2009 Hyundai Genesis Prices back to top

Base price of the 2009 Hyundai Genesis 3.8 model is $33,000. Base price of the 2009 Hyundai Genesis 4.6 model is $38,000. (These are manufacturer’s suggested retail prices and include Hyundai’s mandated $750 destination fee.)

The Genesis 3.8 Premium Package costs $2,000 and adds leather-wrapped dash and door trim inserts, the power sunroof, integrated seat and mirror memory system, power tilt and telescopic steering column, power rear sunshade, Lexicon 14-speaker surround sound, six-disc CD changer, and rain-sensing wipers. The Genesis 3.8 Premium Plus Package includes the Premium Package equipment and adds 18-inch hyper-silver alloy wheels; it costs $3,000.

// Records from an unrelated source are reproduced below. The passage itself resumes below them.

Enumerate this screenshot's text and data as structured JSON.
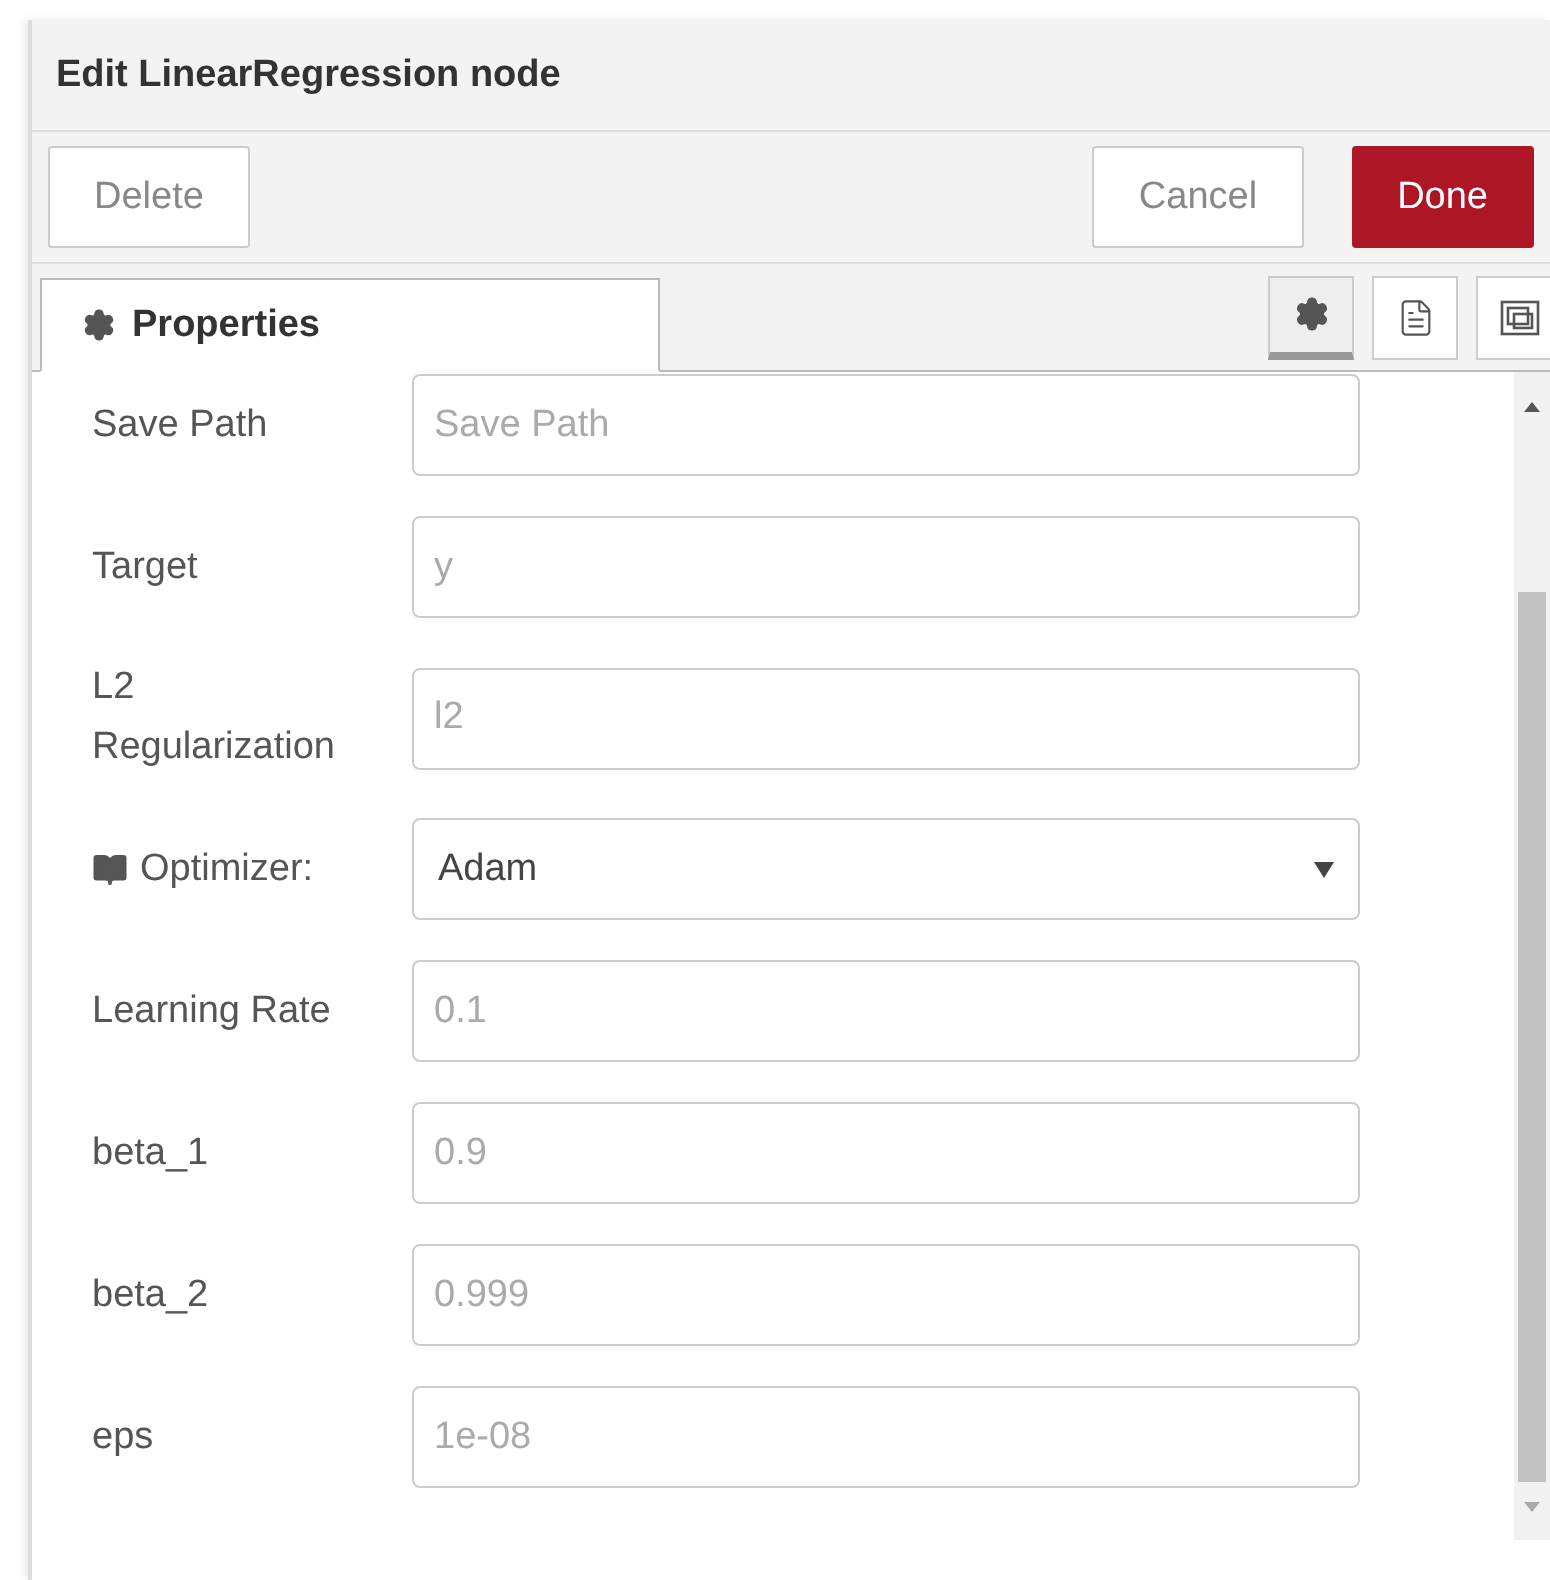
{
  "title": "Edit LinearRegression node",
  "actions": [
    {
      "label": "Delete",
      "kind": "plain"
    },
    {
      "label": "Cancel",
      "kind": "plain"
    },
    {
      "label": "Done",
      "kind": "primary"
    }
  ],
  "tab": {
    "label": "Properties",
    "selected": true
  },
  "tool_buttons": [
    {
      "kind": "settings",
      "selected": true
    },
    {
      "kind": "description",
      "selected": false
    },
    {
      "kind": "appearance",
      "selected": false
    }
  ],
  "fields": [
    {
      "label": "Save Path",
      "kind": "text",
      "placeholder": "Save Path"
    },
    {
      "label": "Target",
      "kind": "text",
      "placeholder": "y"
    },
    {
      "label": "L2 Regularization",
      "kind": "text",
      "placeholder": "l2"
    },
    {
      "label": "Optimizer:",
      "kind": "select",
      "value": "Adam"
    },
    {
      "label": "Learning Rate",
      "kind": "text",
      "placeholder": "0.1"
    },
    {
      "label": "beta_1",
      "kind": "text",
      "placeholder": "0.9"
    },
    {
      "label": "beta_2",
      "kind": "text",
      "placeholder": "0.999"
    },
    {
      "label": "eps",
      "kind": "text",
      "placeholder": "1e-08"
    }
  ]
}
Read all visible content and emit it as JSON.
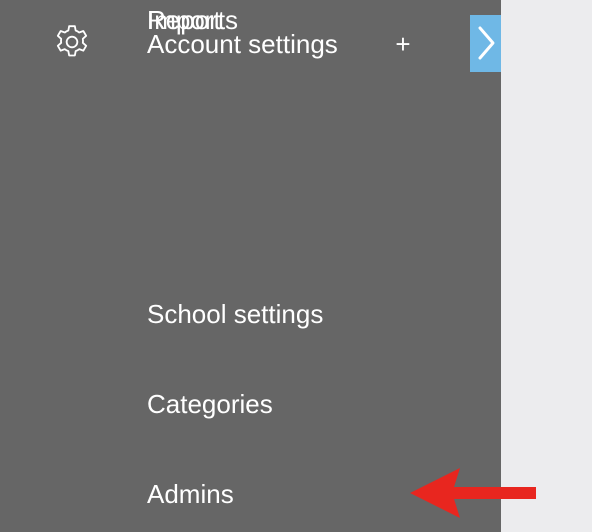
{
  "sidebar": {
    "background_color": "#666666",
    "account": {
      "icon": "gear-icon",
      "label": "Account settings",
      "expand_symbol": "+"
    },
    "collapse_tab": {
      "icon": "chevron-right-icon",
      "color": "#6fb8e6"
    },
    "items": [
      {
        "label": "School settings"
      },
      {
        "label": "Categories"
      },
      {
        "label": "Admins"
      },
      {
        "label": "Reports"
      },
      {
        "label": "Import"
      }
    ]
  },
  "annotation": {
    "icon": "arrow-left-icon",
    "color": "#e8261f"
  },
  "page": {
    "background_color": "#ececee"
  }
}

The Technology Package available for both versions of the 2009 Hyundai Genesis includes a Lexicon 17-speaker discrete audio system, six-disc in-dash DVD changer,  navigation system with rear backup camera, XM satellite radio with navigation-traffic capability and complimentary one-year subscription, auto-leveling xenon headlights, front/rear parking assist, and a cooled driver’s seat. The Technology Package costs $4,000, but ordering it on the Genesis 3.8 model requires that you also order the Premium Plus Package.

2009 Hyundai Genesis Fuel Economy back to top

Fuel economy is not a top priority for buyers in the entry-level-luxury class, but the 2009 Hyundai Genesis 3.8 and 4.6 models do have higher mileage ratings than most of their competitors.

EPA fuel economy ratings for the 2009 Hyundai Genesis 3.8 are 18 mpg city/27 mpg highway. Ratings for the 2009 Hyundai Genesis 4.6 are 17/25. Hyundai recommends premium-octane fuel for both engines, but says the 4.6 can be run on regular-grade with some sacrifice in power. It is among the only automakers to list different horsepower ratings using premium and regular fuel grades.

2009 Hyundai Genesis Release Date back to top

Release date for the 2009 Hyundai Genesis was June 2008. The 2009 Hyundai Genesis is built in South Korea and Hyundai plans to introduce a coupe version of this car for the 2010 model year.

2009 Hyundai Genesis Competition back to top

2009 Chrysler 300: Big and brash, with chassis engineering by Mercedes-Benz, the Chrysler 300 is aging, but matches up nicely with the Genesis’s price points. Its 250-horsepower V-6 model is rated at 17/24 mpg. The 300C with a 340-horsepower Hemi V-8 is rated at 15/23. Both are available with rear- or all-wheel drive. The 300 will be fully redesigned for the 2012 model year.

2009 Cadillac CTS: A bit tighter inside than the Genesis, and a lot more expressive in its styling, this new-age Cadillac is nonetheless similarly priced and offers a 263-horsepower V-6 or a 304-horsepower V-8 (both rated at 17/26 mpg). The CTS also comes in rear- or all-wheel drive. It was all new for as a 2008 model and won’t change significantly for several years.

2009 Lexus ES 350: It’s front-wheel-drive and comes only with a V-6, but is the comfort king in the class and can’t be ignored as competition for the more-conservative pockets of Genesis’s target audience. Prices are similar to the Hyundai’s, and performance will surprise. Plus, it’s got that sold-gold Lexus reputation for trouble-free motoring and great resale value. It’s rated at 19/27 mpg, and will be fully redesigned for the 2012 model year.

2009 Hyundai Genesis Next Steps